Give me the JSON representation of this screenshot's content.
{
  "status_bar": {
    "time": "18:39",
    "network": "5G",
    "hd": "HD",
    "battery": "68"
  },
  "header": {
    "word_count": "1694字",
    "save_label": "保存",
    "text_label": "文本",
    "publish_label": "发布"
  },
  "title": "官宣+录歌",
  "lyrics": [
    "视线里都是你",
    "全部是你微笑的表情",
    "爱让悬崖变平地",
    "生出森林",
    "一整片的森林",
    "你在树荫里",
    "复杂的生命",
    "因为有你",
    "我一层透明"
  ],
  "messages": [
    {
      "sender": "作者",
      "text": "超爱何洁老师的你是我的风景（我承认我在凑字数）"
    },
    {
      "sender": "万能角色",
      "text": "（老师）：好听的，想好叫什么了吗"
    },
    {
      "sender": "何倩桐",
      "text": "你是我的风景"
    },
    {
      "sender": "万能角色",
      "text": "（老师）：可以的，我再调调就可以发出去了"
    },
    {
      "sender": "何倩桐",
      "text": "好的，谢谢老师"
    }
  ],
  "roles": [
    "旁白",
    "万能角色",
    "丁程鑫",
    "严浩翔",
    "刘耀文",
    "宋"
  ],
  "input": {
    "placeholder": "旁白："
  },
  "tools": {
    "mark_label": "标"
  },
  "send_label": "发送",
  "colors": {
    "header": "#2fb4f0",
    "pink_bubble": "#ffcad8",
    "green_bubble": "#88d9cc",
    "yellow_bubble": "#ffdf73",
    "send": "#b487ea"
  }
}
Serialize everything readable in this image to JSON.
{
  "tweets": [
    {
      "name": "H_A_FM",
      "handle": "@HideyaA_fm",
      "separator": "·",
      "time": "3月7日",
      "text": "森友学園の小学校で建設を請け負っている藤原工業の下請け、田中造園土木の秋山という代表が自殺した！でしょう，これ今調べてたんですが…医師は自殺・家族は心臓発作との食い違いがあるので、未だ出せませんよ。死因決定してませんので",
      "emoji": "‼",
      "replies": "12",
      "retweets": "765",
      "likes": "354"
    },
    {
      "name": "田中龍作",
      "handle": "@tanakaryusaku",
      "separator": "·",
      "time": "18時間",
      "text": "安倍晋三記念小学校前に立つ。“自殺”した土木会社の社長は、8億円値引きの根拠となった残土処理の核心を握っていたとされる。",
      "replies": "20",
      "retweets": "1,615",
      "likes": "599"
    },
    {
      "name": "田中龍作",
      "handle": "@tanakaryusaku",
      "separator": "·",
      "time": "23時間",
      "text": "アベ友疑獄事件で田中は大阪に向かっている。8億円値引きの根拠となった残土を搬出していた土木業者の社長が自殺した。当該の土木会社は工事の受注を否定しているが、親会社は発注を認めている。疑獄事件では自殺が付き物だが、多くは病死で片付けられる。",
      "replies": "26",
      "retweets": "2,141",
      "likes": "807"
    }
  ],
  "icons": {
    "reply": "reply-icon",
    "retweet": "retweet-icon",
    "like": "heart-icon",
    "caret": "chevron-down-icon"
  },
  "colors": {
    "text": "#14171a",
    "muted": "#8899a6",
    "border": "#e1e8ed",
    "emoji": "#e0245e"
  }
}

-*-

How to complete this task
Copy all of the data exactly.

Answer for this exercise
Give me the JSON representation of this screenshot's content.
{
  "status_bar": {
    "time": "18:39",
    "network": "5G",
    "hd": "HD",
    "battery": "68"
  },
  "header": {
    "word_count": "1694字",
    "save_label": "保存",
    "text_label": "文本",
    "publish_label": "发布"
  },
  "title": "官宣+录歌",
  "lyrics": [
    "视线里都是你",
    "全部是你微笑的表情",
    "爱让悬崖变平地",
    "生出森林",
    "一整片的森林",
    "你在树荫里",
    "复杂的生命",
    "因为有你",
    "我一层透明"
  ],
  "messages": [
    {
      "sender": "作者",
      "text": "超爱何洁老师的你是我的风景（我承认我在凑字数）"
    },
    {
      "sender": "万能角色",
      "text": "（老师）：好听的，想好叫什么了吗"
    },
    {
      "sender": "何倩桐",
      "text": "你是我的风景"
    },
    {
      "sender": "万能角色",
      "text": "（老师）：可以的，我再调调就可以发出去了"
    },
    {
      "sender": "何倩桐",
      "text": "好的，谢谢老师"
    }
  ],
  "roles": [
    "旁白",
    "万能角色",
    "丁程鑫",
    "严浩翔",
    "刘耀文",
    "宋"
  ],
  "input": {
    "placeholder": "旁白："
  },
  "tools": {
    "mark_label": "标"
  },
  "send_label": "发送",
  "colors": {
    "header": "#2fb4f0",
    "pink_bubble": "#ffcad8",
    "green_bubble": "#88d9cc",
    "yellow_bubble": "#ffdf73",
    "send": "#b487ea"
  }
}
Serialize everything readable in this image to JSON.
{
  "tweets": [
    {
      "name": "H_A_FM",
      "handle": "@HideyaA_fm",
      "separator": "·",
      "time": "3月7日",
      "text": "森友学園の小学校で建設を請け負っている藤原工業の下請け、田中造園土木の秋山という代表が自殺した！でしょう，これ今調べてたんですが…医師は自殺・家族は心臓発作との食い違いがあるので、未だ出せませんよ。死因決定してませんので",
      "emoji": "‼",
      "replies": "12",
      "retweets": "765",
      "likes": "354"
    },
    {
      "name": "田中龍作",
      "handle": "@tanakaryusaku",
      "separator": "·",
      "time": "18時間",
      "text": "安倍晋三記念小学校前に立つ。“自殺”した土木会社の社長は、8億円値引きの根拠となった残土処理の核心を握っていたとされる。",
      "replies": "20",
      "retweets": "1,615",
      "likes": "599"
    },
    {
      "name": "田中龍作",
      "handle": "@tanakaryusaku",
      "separator": "·",
      "time": "23時間",
      "text": "アベ友疑獄事件で田中は大阪に向かっている。8億円値引きの根拠となった残土を搬出していた土木業者の社長が自殺した。当該の土木会社は工事の受注を否定しているが、親会社は発注を認めている。疑獄事件では自殺が付き物だが、多くは病死で片付けられる。",
      "replies": "26",
      "retweets": "2,141",
      "likes": "807"
    }
  ],
  "icons": {
    "reply": "reply-icon",
    "retweet": "retweet-icon",
    "like": "heart-icon",
    "caret": "chevron-down-icon"
  },
  "colors": {
    "text": "#14171a",
    "muted": "#8899a6",
    "border": "#e1e8ed",
    "emoji": "#e0245e"
  }
}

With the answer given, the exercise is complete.